● EXCERPTED RECORDS
◇ ◇ ◇ ◇ ◇

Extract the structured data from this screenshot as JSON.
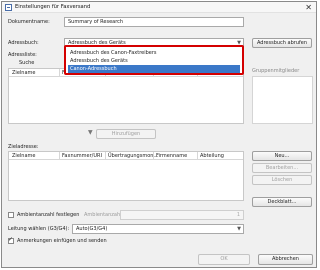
{
  "window": {
    "title": "Einstellungen für Faxversand",
    "close": "✕"
  },
  "document": {
    "label": "Dokumentname:",
    "value": "Summary of Research"
  },
  "address_book": {
    "label": "Adressbuch:",
    "current_value": "Adressbuch des Geräts",
    "retrieve_button": "Adressbuch abrufen",
    "options": [
      "Adressbuch des Canon-Faxtreibers",
      "Adressbuch des Geräts",
      "Canon-Adressbuch"
    ],
    "selected_option": "Canon-Adressbuch"
  },
  "address_list": {
    "label": "Adressliste:",
    "search_label": "Suche",
    "columns": [
      "Zielname",
      "Faxnummer/URI",
      "Übertragungsmon...",
      "Firmenname",
      "Abteilung"
    ]
  },
  "group_members_label": "Gruppenmitglieder",
  "add_button": "Hinzufügen",
  "target": {
    "label": "Zieladresse:",
    "columns": [
      "Zielname",
      "Faxnummer/URI",
      "Übertragungsmon...",
      "Firmenname",
      "Abteilung"
    ],
    "buttons": {
      "new": "Neu...",
      "edit": "Bearbeiten...",
      "delete": "Löschen",
      "cover": "Deckblatt..."
    }
  },
  "copies": {
    "checkbox_label": "Ambientanzahl festlegen",
    "count_label": "Ambientanzahl:",
    "count_value": "1",
    "checked": false
  },
  "line": {
    "label": "Leitung wählen (G3/G4):",
    "value": "Auto(G3/G4)"
  },
  "apply_comments": {
    "label": "Anmerkungen einfügen und senden",
    "checked": true
  },
  "footer": {
    "ok": "OK",
    "cancel": "Abbrechen"
  },
  "colors": {
    "highlight_border": "#d40000",
    "selection": "#3b78c8"
  }
}
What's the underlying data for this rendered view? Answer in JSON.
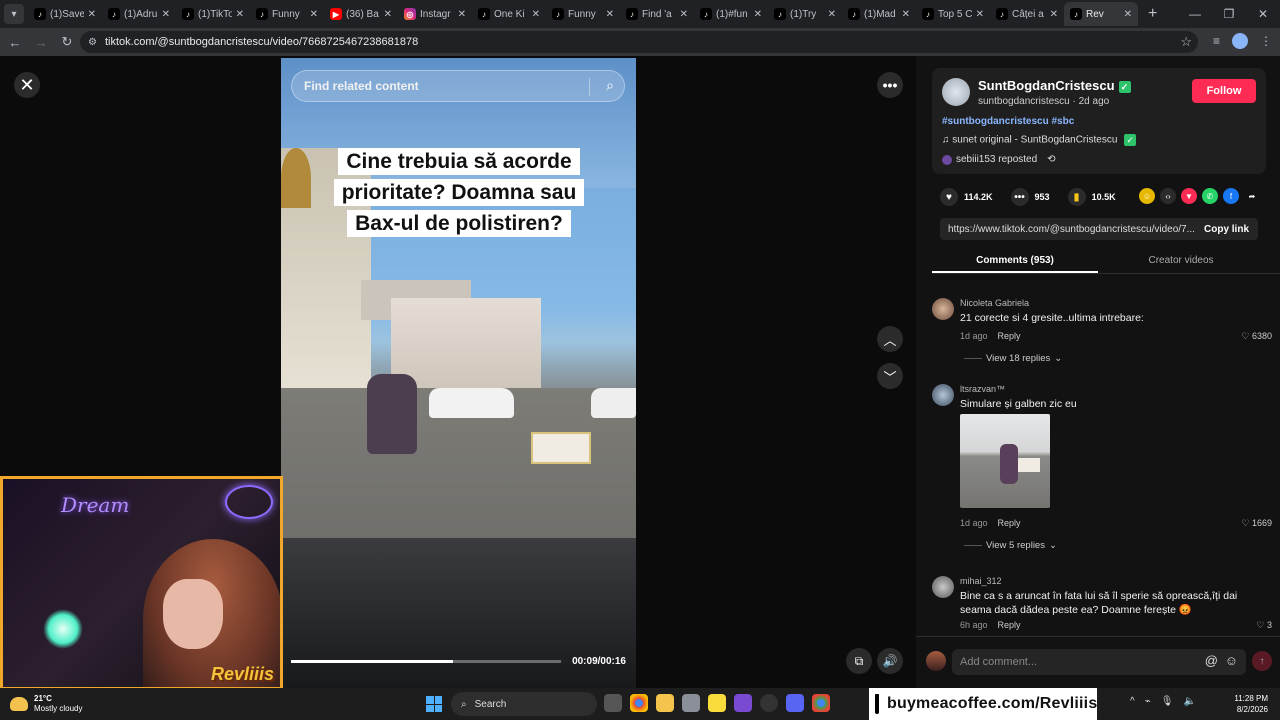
{
  "browser": {
    "tabs": [
      {
        "title": "(1)Save",
        "icon": "tiktok-icon"
      },
      {
        "title": "(1)Adru",
        "icon": "tiktok-icon"
      },
      {
        "title": "(1)TikTo",
        "icon": "tiktok-icon"
      },
      {
        "title": "Funny",
        "icon": "tiktok-icon"
      },
      {
        "title": "(36) Ba",
        "icon": "youtube-icon"
      },
      {
        "title": "Instagr",
        "icon": "instagram-icon"
      },
      {
        "title": "One Ki",
        "icon": "tiktok-icon"
      },
      {
        "title": "Funny",
        "icon": "tiktok-icon"
      },
      {
        "title": "Find 'a",
        "icon": "tiktok-icon"
      },
      {
        "title": "(1)#fun",
        "icon": "tiktok-icon"
      },
      {
        "title": "(1)Try",
        "icon": "tiktok-icon"
      },
      {
        "title": "(1)Mad",
        "icon": "tiktok-icon"
      },
      {
        "title": "Top 5 C",
        "icon": "tiktok-icon"
      },
      {
        "title": "Câței a",
        "icon": "tiktok-icon"
      },
      {
        "title": "Rev",
        "icon": "tiktok-icon",
        "active": true
      }
    ],
    "url": "tiktok.com/@suntbogdancristescu/video/7668725467238681878"
  },
  "video": {
    "search_placeholder": "Find related content",
    "caption": "Cine trebuia să acorde prioritate? Doamna sau Bax-ul de polistiren?",
    "timecode": "00:09/00:16",
    "progress": 0.6
  },
  "post": {
    "username": "SuntBogdanCristescu",
    "handle_line": "suntbogdancristescu · 2d ago",
    "follow_label": "Follow",
    "hashtags": "#suntbogdancristescu #sbc",
    "sound": "sunet original - SuntBogdanCristescu",
    "repost": "sebiii153 reposted",
    "likes": "114.2K",
    "comments_count": "953",
    "saves": "10.5K",
    "link": "https://www.tiktok.com/@suntbogdancristescu/video/7...",
    "copy_label": "Copy link"
  },
  "panel_tabs": [
    "Comments (953)",
    "Creator videos"
  ],
  "comments": [
    {
      "name": "Nicoleta Gabriela",
      "text": "21 corecte si 4 gresite..ultima intrebare:",
      "time": "1d ago",
      "reply": "Reply",
      "likes": "6380",
      "replies": "View 18 replies"
    },
    {
      "name": "ltsrazvan™",
      "text": "Simulare și galben zic eu",
      "time": "1d ago",
      "reply": "Reply",
      "likes": "1669",
      "replies": "View 5 replies"
    },
    {
      "name": "mihai_312",
      "text": "Bine ca s a aruncat în fata lui să îl sperie să oprească,îți dai seama dacă dădea peste ea? Doamne ferește 😡",
      "time": "6h ago",
      "reply": "Reply",
      "likes": "3"
    }
  ],
  "add_comment_placeholder": "Add comment...",
  "overlay": {
    "neon_sign": "Dream",
    "streamer_name": "Revliiis"
  },
  "taskbar": {
    "temp": "21°C",
    "weather": "Mostly cloudy",
    "search": "Search",
    "coffee": "buymeacoffee.com/Revliiis",
    "time": "11:28 PM",
    "date": "8/2/2026"
  },
  "colors": {
    "follow": "#fe2c55",
    "tiktok_bg": "#121212",
    "taskbar": "#1d1d1d",
    "overlay_border": "#f1a82a"
  }
}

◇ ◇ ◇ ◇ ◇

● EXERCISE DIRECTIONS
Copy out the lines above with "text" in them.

● TASK RESULT
      "text": "21 corecte si 4 gresite..ultima intrebare:",
      "text": "Simulare și galben zic eu",
      "text": "Bine ca s a aruncat în fata lui să îl sperie să oprească,îți dai seama dacă dădea peste ea? Doamne ferește 😡",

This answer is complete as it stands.